Kerala Mural Paintings
are traditional creations of fine art and craftsmanship that require exceptional skill and patience. They bear the beauty of aesthetics with a touch of uniqueness. Mural painting translates to an artwork where the surface used is a wall, where the wall is prepared using traditional methods, and the artwork is painted directly onto the wall. Among traditional mural paintings, Kerala mural paintings stand out for their richness and finesse.
Kerala mural paintings take utmost dedication to the craft and is considered as a worship by many. The beauty of temples and palaces of Kerala emanates from the sculptures and paintings of ancient Gods and Goddesses. Unparalleled synonym for ethereal beauty, Kerala mural paintings form a rich and eminent part of our tradition. Kerala mural paintings were common during the 8th century to 18th century. Traditionally the pigments and brushes used were obtained from natural resources like minerals and plants. Pigments used in the murals of Kerala traditionally were red, yellow, green, black and white (white wasn’t used separately as the wall would be prepared in white color and the elements of white would be left as it was).

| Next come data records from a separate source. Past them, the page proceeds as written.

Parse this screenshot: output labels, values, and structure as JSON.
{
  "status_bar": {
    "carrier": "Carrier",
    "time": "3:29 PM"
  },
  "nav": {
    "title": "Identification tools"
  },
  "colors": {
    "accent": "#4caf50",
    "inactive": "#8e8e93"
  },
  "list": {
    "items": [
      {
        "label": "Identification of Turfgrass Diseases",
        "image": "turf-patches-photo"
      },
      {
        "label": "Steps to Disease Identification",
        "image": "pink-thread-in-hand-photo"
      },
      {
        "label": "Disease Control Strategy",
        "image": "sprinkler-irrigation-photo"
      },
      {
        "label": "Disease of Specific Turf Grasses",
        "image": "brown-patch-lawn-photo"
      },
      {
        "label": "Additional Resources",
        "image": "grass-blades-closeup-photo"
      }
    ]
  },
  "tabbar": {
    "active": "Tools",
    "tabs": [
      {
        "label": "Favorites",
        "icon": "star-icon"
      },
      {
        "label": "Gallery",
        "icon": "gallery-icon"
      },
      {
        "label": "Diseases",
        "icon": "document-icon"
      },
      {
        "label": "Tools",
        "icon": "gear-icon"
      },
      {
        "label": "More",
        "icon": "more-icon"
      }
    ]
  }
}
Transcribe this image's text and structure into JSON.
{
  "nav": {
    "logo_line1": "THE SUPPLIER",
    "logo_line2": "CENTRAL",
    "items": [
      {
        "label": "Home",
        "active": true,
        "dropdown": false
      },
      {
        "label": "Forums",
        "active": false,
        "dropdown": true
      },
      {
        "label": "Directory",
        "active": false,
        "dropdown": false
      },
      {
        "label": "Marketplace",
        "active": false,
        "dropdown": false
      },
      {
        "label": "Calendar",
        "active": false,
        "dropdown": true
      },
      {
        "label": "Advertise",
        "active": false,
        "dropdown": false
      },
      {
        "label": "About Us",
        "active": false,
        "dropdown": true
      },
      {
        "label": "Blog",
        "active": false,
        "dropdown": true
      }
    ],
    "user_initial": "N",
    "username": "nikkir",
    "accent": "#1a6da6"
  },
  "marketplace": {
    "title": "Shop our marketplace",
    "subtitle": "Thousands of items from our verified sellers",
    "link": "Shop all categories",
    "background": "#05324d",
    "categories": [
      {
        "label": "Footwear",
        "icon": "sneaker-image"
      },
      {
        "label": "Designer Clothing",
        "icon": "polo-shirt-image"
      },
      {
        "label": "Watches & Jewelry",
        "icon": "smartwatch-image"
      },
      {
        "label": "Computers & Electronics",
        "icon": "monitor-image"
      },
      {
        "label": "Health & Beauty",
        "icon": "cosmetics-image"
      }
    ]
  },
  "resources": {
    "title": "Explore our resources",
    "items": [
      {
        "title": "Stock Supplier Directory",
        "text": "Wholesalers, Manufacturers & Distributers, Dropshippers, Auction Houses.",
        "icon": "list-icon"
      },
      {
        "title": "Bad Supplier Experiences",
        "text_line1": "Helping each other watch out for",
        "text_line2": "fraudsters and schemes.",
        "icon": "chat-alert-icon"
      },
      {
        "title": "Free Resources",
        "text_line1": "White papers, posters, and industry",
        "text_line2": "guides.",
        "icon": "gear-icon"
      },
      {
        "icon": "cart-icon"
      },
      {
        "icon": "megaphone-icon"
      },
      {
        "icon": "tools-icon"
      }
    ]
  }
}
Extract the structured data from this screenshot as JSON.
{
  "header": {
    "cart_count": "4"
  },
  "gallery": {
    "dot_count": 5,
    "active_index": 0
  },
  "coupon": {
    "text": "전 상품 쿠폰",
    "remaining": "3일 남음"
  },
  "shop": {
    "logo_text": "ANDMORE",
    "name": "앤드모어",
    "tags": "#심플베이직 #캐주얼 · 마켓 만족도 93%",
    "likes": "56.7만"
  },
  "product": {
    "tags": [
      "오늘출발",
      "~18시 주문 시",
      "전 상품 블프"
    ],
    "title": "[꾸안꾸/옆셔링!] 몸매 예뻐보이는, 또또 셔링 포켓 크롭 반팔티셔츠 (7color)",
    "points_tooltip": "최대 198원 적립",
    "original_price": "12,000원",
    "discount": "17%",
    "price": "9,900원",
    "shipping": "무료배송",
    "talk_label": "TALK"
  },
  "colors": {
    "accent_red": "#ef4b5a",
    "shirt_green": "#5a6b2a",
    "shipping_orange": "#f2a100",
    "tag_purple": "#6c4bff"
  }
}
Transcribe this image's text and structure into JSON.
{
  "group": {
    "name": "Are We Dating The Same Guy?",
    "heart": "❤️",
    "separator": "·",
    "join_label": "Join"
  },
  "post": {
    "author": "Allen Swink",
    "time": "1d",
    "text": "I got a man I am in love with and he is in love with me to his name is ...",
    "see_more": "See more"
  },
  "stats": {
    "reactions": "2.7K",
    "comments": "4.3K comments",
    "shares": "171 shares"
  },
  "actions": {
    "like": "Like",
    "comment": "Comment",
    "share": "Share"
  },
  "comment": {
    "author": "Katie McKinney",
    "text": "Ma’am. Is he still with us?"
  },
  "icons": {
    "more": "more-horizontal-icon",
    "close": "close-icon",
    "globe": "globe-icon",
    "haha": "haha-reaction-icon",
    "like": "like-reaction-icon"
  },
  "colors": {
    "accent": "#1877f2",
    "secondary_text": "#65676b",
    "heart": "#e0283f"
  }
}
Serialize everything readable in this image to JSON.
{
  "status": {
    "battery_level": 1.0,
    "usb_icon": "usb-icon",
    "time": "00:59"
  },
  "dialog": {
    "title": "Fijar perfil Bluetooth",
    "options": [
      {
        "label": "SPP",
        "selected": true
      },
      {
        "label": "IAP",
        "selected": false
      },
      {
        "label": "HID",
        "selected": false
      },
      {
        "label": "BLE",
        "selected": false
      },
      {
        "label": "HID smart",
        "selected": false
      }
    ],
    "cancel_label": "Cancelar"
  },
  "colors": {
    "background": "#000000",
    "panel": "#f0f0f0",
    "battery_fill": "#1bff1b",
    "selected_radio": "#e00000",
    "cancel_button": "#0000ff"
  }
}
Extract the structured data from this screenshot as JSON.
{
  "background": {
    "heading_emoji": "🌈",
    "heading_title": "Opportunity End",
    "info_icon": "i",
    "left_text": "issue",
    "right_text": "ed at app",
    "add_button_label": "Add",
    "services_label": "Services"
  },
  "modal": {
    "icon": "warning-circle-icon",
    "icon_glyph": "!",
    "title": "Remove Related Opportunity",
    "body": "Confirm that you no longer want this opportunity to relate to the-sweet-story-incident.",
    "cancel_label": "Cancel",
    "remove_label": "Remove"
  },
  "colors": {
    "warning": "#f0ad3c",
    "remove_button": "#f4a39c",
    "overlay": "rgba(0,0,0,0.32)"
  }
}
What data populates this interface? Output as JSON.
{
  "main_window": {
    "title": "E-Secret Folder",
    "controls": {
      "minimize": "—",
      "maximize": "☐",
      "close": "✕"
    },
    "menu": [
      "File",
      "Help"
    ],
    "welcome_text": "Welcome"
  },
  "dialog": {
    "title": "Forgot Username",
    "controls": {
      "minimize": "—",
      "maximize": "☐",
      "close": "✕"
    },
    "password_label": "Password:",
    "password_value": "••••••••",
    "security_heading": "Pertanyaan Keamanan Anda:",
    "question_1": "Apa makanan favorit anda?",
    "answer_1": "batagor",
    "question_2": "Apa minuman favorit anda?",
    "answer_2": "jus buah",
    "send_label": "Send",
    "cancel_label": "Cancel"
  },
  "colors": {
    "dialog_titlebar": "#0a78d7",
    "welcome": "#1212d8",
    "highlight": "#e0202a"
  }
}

The paintings were mostly based on Dhyanaslokas and Hindu Puranas. The facial and bodily features cannot be compared to realistic human anatomy, rather they depict a mythological identification. The oldest Kerala murals are found in the Thirunandikara cave temple, and the largest mural painting called Gajendra Moksha is at Krishnapuram palace in Alappuzha. Treasured for a lifetime, Kerala mural paintings are a symbol of aesthetic beauty, elegance and pious devotion.Would you like to share your opinions or knowledge about any topic with us? Please email us at firstname.lastname@example.org
Have any comments or questions, please email us at email@example.com. New to the art form? Checkout our beginner on-demand lesson on Kerala Mural Art.